== Supplied information
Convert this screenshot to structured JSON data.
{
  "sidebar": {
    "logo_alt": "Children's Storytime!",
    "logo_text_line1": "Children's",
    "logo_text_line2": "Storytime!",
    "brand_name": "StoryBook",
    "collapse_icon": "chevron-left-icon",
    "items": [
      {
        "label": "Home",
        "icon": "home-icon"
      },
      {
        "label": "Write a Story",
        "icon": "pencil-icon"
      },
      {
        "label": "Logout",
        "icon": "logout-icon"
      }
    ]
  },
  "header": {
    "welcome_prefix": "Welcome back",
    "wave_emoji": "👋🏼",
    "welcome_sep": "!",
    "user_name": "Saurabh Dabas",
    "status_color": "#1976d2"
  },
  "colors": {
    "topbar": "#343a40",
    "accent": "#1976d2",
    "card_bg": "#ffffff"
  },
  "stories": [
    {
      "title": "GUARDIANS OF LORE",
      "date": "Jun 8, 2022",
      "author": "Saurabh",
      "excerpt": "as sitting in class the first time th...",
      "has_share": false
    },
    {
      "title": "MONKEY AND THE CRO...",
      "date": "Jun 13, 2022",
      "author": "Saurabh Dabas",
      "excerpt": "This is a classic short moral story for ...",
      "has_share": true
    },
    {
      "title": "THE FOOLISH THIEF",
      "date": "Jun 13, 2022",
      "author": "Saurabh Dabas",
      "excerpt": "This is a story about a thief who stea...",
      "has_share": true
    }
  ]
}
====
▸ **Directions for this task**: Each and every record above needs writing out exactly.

▸ **Your response**:
Convert this screenshot to structured JSON data.
{
  "sidebar": {
    "logo_alt": "Children's Storytime!",
    "logo_text_line1": "Children's",
    "logo_text_line2": "Storytime!",
    "brand_name": "StoryBook",
    "collapse_icon": "chevron-left-icon",
    "items": [
      {
        "label": "Home",
        "icon": "home-icon"
      },
      {
        "label": "Write a Story",
        "icon": "pencil-icon"
      },
      {
        "label": "Logout",
        "icon": "logout-icon"
      }
    ]
  },
  "header": {
    "welcome_prefix": "Welcome back",
    "wave_emoji": "👋🏼",
    "welcome_sep": "!",
    "user_name": "Saurabh Dabas",
    "status_color": "#1976d2"
  },
  "colors": {
    "topbar": "#343a40",
    "accent": "#1976d2",
    "card_bg": "#ffffff"
  },
  "stories": [
    {
      "title": "GUARDIANS OF LORE",
      "date": "Jun 8, 2022",
      "author": "Saurabh",
      "excerpt": "as sitting in class the first time th...",
      "has_share": false
    },
    {
      "title": "MONKEY AND THE CRO...",
      "date": "Jun 13, 2022",
      "author": "Saurabh Dabas",
      "excerpt": "This is a classic short moral story for ...",
      "has_share": true
    },
    {
      "title": "THE FOOLISH THIEF",
      "date": "Jun 13, 2022",
      "author": "Saurabh Dabas",
      "excerpt": "This is a story about a thief who stea...",
      "has_share": true
    }
  ]
}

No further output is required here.